Ana Fuentes | New Spanish elections: the political parties have been incapable of reaching agreement and the Spanish will have to vote again. They will be the fourth elections in four years. A period in which the credibility of the politicians, the patience of the voters and the economic muscle of the country have been worn thin, due to both internal and external factors.
Stephanie Kelly (Aberdeen) | The fragmented nature of the Spanish political system makes it unlikely that any party will secure an absolute majority to govern. Therefore, if a government is going to be formed after these elections – something that cannot be taken for granted given the fractured political system – it will be a minority or coalition government.
Fernando G. Urbaneja | An unprecedented tornado of elections has fallen on Spain in 2019. In the short space of four weeks Spaniards can place their papers with their electoral preferences in at least 5 urns, to elect the Congress, Senate, European Parliament, Townhalls and a good part of the regional parliaments. Spring superelections which will overturn a good part of the structure of the state.
Growth in Spain remains strong but the country can withstand some political instability before the results of snap elections that will be held on 28 April. As reported by analysts at Julius Baer, “polls are indicating a hung parliament, but shifts in party policies could enable both a centre-left and a centre-right coalition government to be formed.” The spread difference between Portugal’s and Spain’s 10-year government bonds currently stands at 30 basis points.

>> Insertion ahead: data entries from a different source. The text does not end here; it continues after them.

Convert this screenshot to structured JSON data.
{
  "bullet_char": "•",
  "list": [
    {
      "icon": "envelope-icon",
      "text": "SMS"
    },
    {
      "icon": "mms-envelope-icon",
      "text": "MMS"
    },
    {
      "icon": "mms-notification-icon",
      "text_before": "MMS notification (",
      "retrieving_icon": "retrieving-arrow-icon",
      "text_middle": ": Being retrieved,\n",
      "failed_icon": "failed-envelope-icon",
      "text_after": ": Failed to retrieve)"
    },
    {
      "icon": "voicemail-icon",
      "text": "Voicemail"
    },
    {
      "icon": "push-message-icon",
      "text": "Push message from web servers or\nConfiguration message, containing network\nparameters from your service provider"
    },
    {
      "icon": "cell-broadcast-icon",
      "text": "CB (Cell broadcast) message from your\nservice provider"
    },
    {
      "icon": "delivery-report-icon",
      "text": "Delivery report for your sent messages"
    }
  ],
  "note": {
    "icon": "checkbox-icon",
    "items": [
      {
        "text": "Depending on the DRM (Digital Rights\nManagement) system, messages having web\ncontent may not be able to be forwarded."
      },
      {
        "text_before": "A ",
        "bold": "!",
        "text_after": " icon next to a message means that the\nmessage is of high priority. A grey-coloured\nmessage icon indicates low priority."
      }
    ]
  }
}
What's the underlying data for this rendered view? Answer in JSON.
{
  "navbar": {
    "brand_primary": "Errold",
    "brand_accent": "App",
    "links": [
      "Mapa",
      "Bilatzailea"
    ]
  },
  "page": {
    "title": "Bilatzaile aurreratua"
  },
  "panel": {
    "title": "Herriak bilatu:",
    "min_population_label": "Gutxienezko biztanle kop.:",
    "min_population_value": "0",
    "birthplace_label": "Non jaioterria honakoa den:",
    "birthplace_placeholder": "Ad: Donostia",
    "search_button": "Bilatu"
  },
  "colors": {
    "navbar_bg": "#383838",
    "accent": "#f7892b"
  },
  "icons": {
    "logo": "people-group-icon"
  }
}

UBS | In this report, we focus on three pivotal questions that we consider crucial for investing in any security in Spain: First, what is the economic outlook for 2016/17, and what are the biggest economic policy challenges that the next government will face? Second, what are the likely scenarios for the outcome of the elections on 26 June? And third, what is the valuation and relative attractiveness of Spanish assets, how will asset markets react to different election outcomes, and what is or is not priced in?
The proximity of the regional elections in Catalonia, due to take place at the end of this month, combined with the uncertainty over the results of this process and its consequences, is leading foreign and many domestic investors to reduce their exposure to the Spanish stock market.
MADRID | May 25, 2015 | By Fernando G. Urbaneja | The conservative Popular Party has its worst election in two decades, losing a big chunk of power in cities and regions on Sunday. Corruption scandals and high unemployment resulting from the economic crisis severely punished traditional parties, which now need to form coalitions with emerging groups Ciudadanos and Podemos.